=== Section Start ===

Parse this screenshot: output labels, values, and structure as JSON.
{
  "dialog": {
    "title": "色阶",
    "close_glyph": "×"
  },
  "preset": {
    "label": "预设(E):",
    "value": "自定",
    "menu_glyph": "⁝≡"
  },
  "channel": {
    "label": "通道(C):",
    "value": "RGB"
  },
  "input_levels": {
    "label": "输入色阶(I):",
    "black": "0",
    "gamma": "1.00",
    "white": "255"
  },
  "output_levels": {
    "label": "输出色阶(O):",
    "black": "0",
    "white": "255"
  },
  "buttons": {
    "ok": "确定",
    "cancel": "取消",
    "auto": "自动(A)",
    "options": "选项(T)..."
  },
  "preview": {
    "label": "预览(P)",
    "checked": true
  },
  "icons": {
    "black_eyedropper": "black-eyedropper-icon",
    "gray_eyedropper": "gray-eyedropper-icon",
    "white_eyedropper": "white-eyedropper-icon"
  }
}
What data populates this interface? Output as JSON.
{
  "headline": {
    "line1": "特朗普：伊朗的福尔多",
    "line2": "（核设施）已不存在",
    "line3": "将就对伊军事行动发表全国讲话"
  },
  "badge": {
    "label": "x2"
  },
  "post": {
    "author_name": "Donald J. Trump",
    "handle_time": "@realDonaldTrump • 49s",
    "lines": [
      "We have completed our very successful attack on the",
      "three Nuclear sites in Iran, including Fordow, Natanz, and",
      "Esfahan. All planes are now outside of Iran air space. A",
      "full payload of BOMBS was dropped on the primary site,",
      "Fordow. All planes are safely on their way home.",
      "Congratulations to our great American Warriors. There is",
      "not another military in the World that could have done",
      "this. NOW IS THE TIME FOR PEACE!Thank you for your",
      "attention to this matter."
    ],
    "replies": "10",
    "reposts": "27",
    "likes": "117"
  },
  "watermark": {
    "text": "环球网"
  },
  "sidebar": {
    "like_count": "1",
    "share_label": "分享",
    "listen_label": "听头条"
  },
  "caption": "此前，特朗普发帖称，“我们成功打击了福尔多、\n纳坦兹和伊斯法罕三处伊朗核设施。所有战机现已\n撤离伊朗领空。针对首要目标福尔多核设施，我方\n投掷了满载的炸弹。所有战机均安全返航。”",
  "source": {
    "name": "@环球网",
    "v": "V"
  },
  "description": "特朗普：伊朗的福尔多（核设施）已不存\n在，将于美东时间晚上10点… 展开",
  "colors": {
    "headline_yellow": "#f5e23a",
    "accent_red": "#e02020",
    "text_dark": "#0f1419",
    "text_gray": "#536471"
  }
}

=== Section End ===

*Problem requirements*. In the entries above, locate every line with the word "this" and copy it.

*Reply to the exercise*.
Parse this screenshot: output labels, values, and structure as JSON.
What data populates this interface? Output as JSON.
      "this. NOW IS THE TIME FOR PEACE!Thank you for your",
      "attention to this matter."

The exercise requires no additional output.